But perhaps the reason it is so memorable is because King was a master of literary and rhetorical devices. He understood the natural human tendency to relax once things are going well. . Let freedom ring from every hill and molehill of Mississippi. You have been the veterans of creative suffering. The date of the speech was August 28, 1963, but it is one that will live for generations.
The duration is important but also the effect of its repetition makes the paragraph seem longer and drawn out- like the injustices that are still being suffered- one hundred years later. Go back to Mississippi, go back to Alabama, go back to South Carolina, go back to Georgia, go back to Louisiana, go back to the slums and ghettos of our northern cities, knowing that somehow this situation can and will be changed. He then turns to a metaphor familiar to all—the weather. He undoubtedly understood the potential for the movement to turn violent. This makes sense, since freedom is one of the primary themes of the speech.
The speech was the high point of the march on Washington attended by approximately 300,000 people, intended to improve civil rights for blacks and minorities in the United States. This is particularly poignant due to the fact that the speech was given on the steps of his memorial. King also uses contrasts from nature based on light and dark and different seasons of the year. The city where the great Lincoln memorial gazes across the reflecting pool. Tying in the earlier metaphor to imprisonment, this usage of a rhetorical device shows the vicious circle Negroes were living with. It came as a joyous daybreak to end the long night of their captivity. Let us not seek to satisfy our thirst for freedom by drinking from the cup of bitterness and hatred.
What they do as anaphora a rhetorical device is support the key themes of the whole speech- freedom and justice. Go back to Mississippi, go back to Alabama, go back to South Carolina, go back to Georgia, go back to Louisiana, go back to the slums and ghettos of our northern cities, knowing that somehow this situation can and will be changed. It was the day of the March on Washington, which promoted Civil Rights and economic equality for African Americans. They represent locations that were filled with racism at the time.
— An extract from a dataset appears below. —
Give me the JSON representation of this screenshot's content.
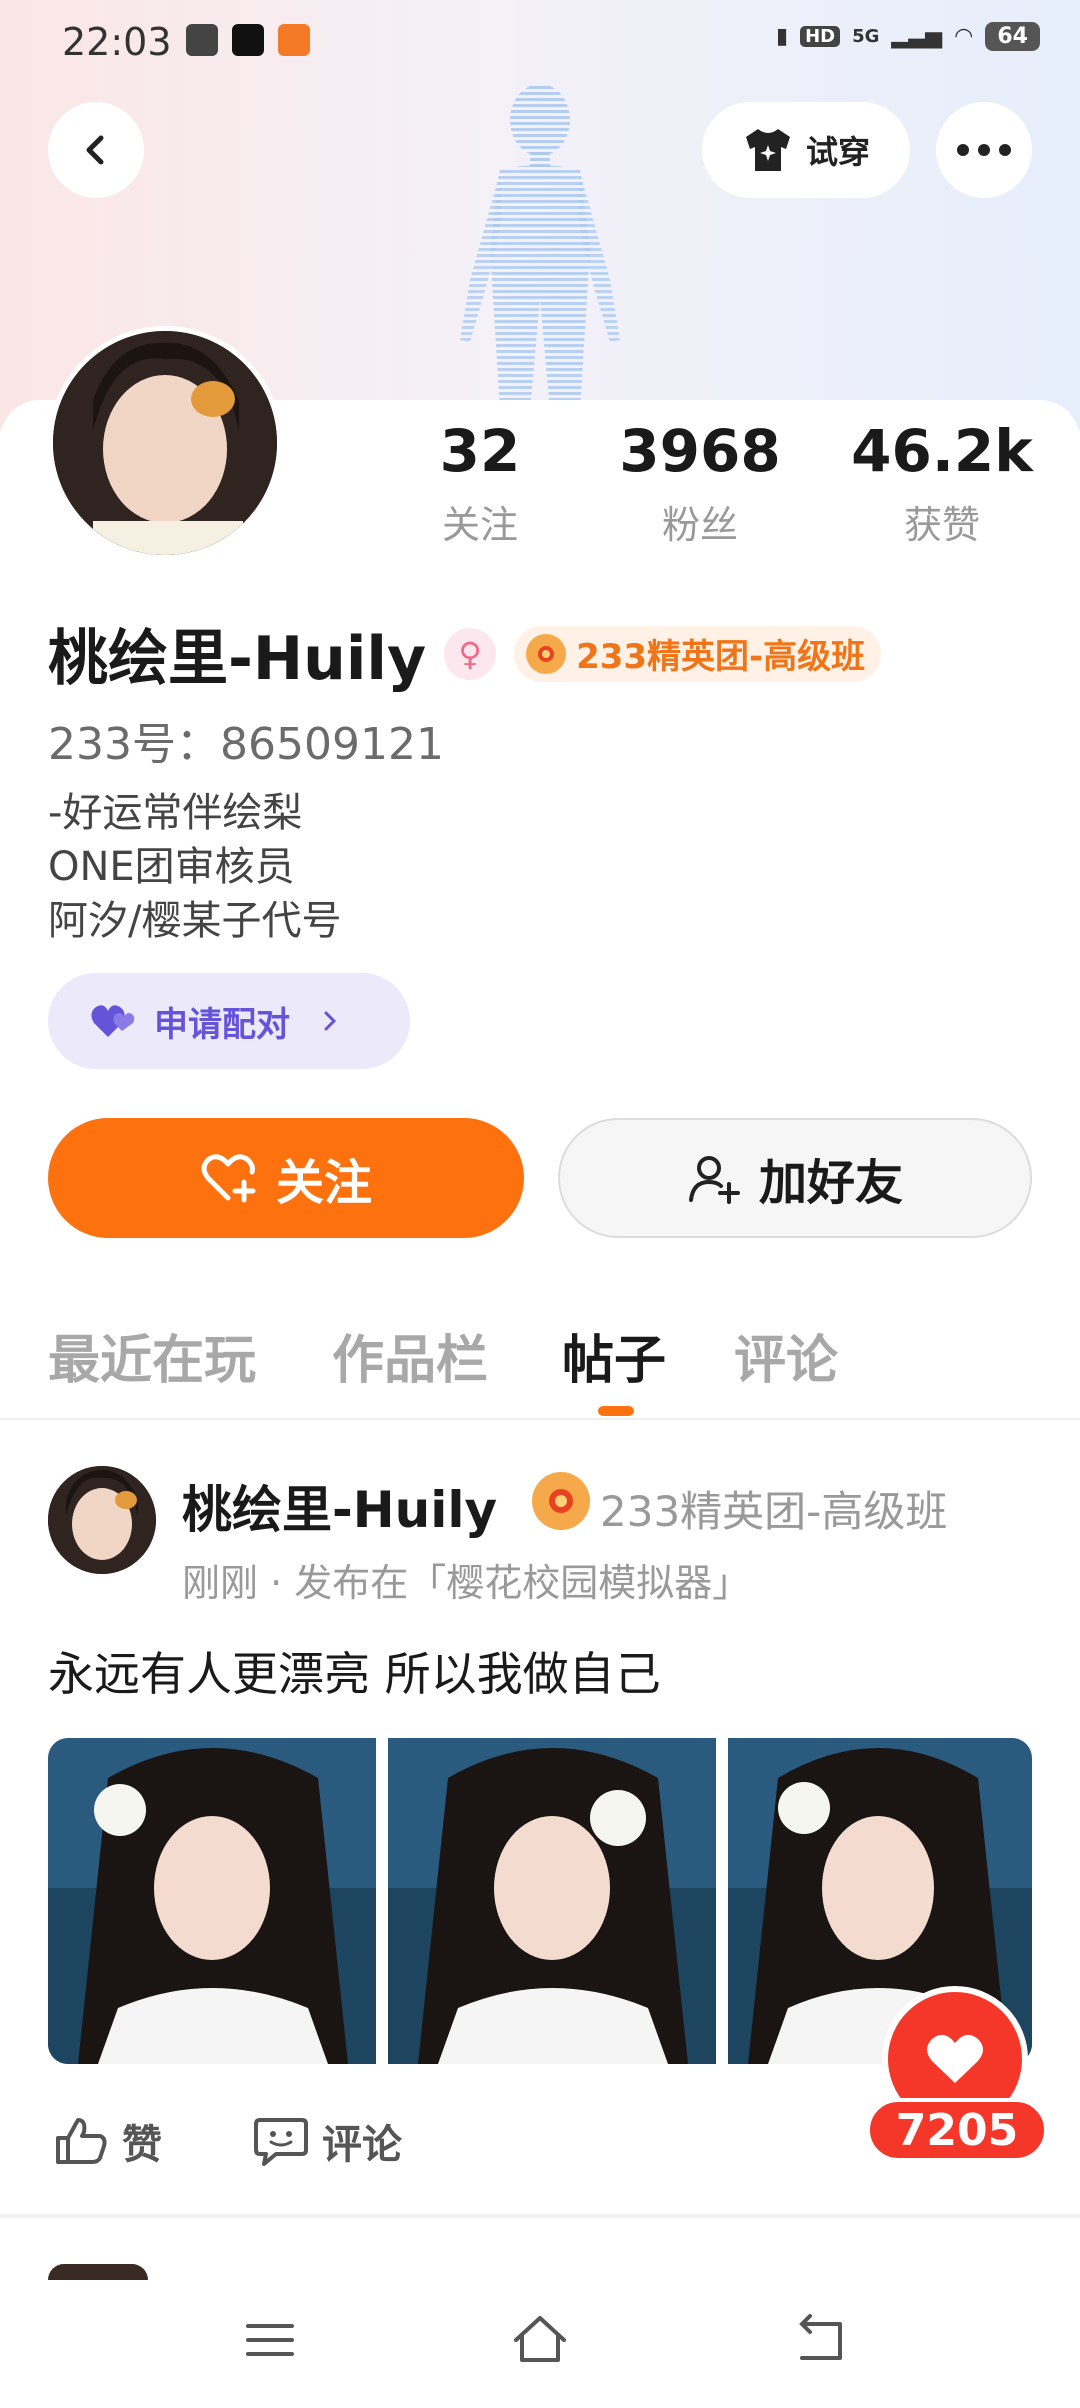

In another place it is seen that storm are like persecution and winds like police brutality. Parallelism If you ever want to jazz up a crowd, use some parallelism in your sentences. Speech Critique — I Have a Dream — Martin Luther King Jr.